[Entries from a dataset of interfaces]
- Opening Delimiter -
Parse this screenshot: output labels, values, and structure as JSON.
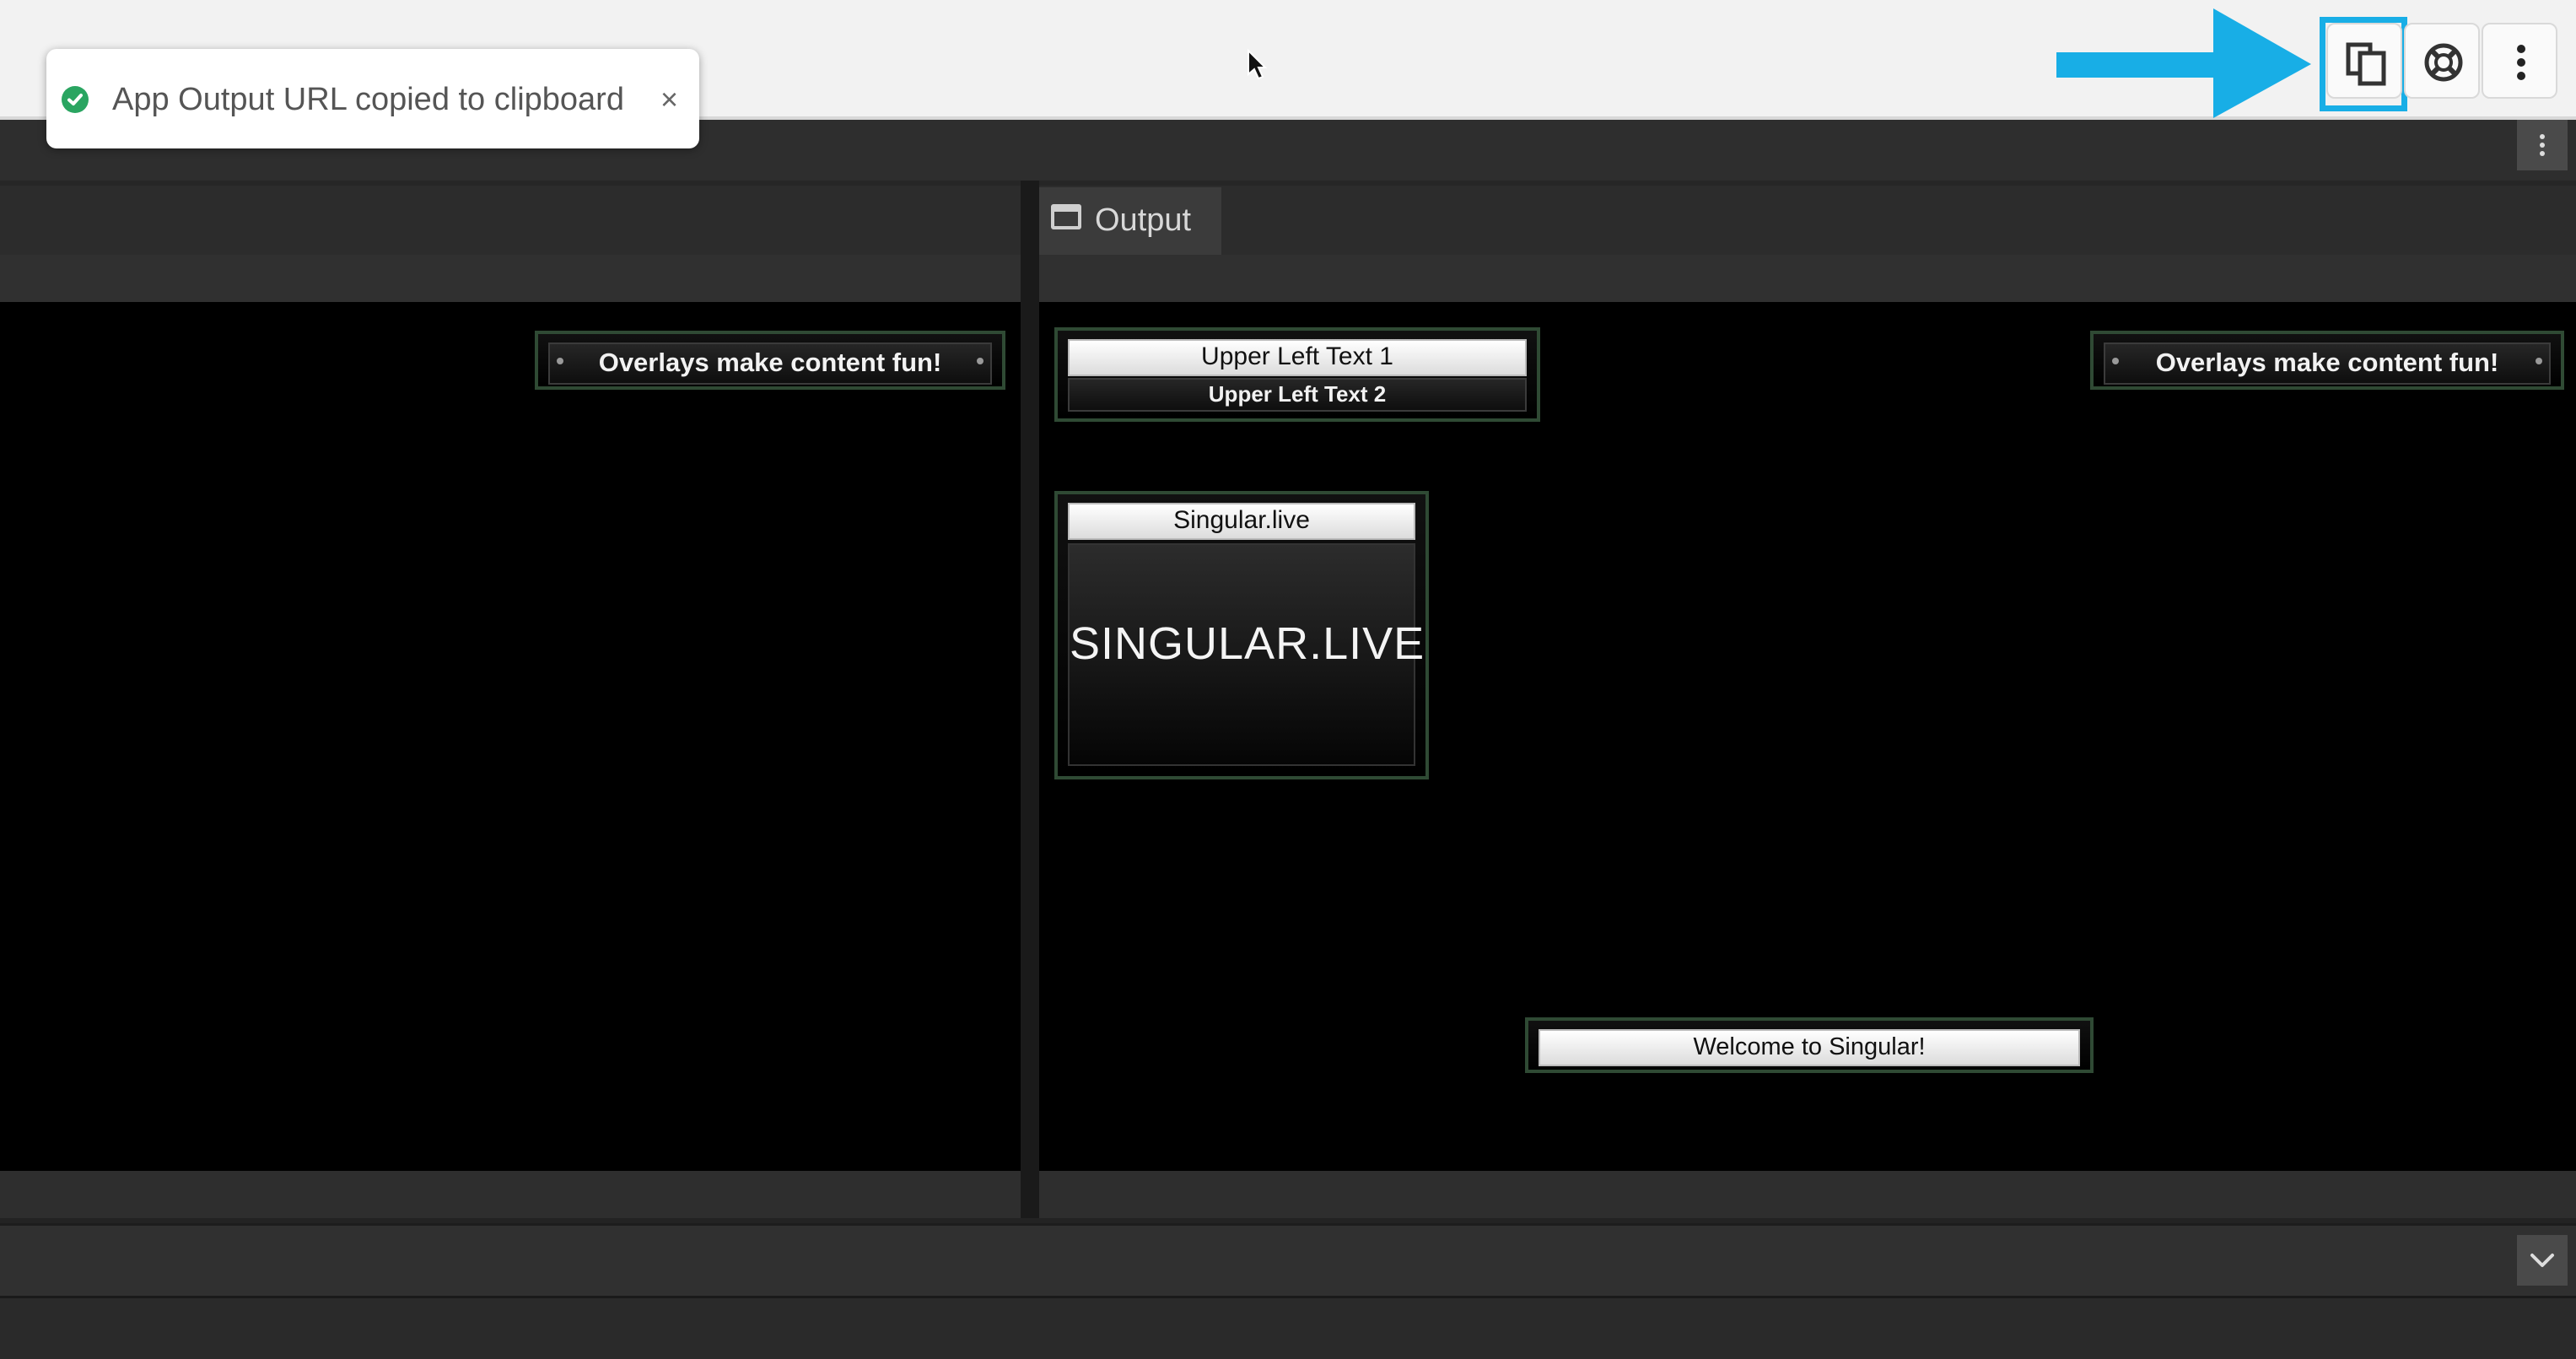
{
  "toast": {
    "message": "App Output URL copied to clipboard",
    "close": "×",
    "status_color": "#2aa561"
  },
  "toolbar": {
    "buttons": [
      {
        "name": "copy-output-url",
        "icon": "copy-icon"
      },
      {
        "name": "help",
        "icon": "lifebuoy-icon"
      },
      {
        "name": "more-options",
        "icon": "kebab-icon"
      }
    ],
    "highlight_color": "#18aee6"
  },
  "panels": {
    "output_tab": {
      "label": "Output",
      "icon": "window-icon"
    }
  },
  "left_preview": {
    "overlay_top_right": "Overlays make content fun!"
  },
  "output_preview": {
    "upper_left_1": "Upper Left Text 1",
    "upper_left_2": "Upper Left Text 2",
    "logo_title": "Singular.live",
    "logo_text": "SINGULAR.LIVE",
    "overlay_top_right": "Overlays make content fun!",
    "lower_third": "Welcome to Singular!"
  }
}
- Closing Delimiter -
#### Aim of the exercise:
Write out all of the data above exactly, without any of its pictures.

#### Task answer:
Parse this screenshot: output labels, values, and structure as JSON.
{
  "toast": {
    "message": "App Output URL copied to clipboard",
    "close": "×",
    "status_color": "#2aa561"
  },
  "toolbar": {
    "buttons": [
      {
        "name": "copy-output-url",
        "icon": "copy-icon"
      },
      {
        "name": "help",
        "icon": "lifebuoy-icon"
      },
      {
        "name": "more-options",
        "icon": "kebab-icon"
      }
    ],
    "highlight_color": "#18aee6"
  },
  "panels": {
    "output_tab": {
      "label": "Output",
      "icon": "window-icon"
    }
  },
  "left_preview": {
    "overlay_top_right": "Overlays make content fun!"
  },
  "output_preview": {
    "upper_left_1": "Upper Left Text 1",
    "upper_left_2": "Upper Left Text 2",
    "logo_title": "Singular.live",
    "logo_text": "SINGULAR.LIVE",
    "overlay_top_right": "Overlays make content fun!",
    "lower_third": "Welcome to Singular!"
  }
}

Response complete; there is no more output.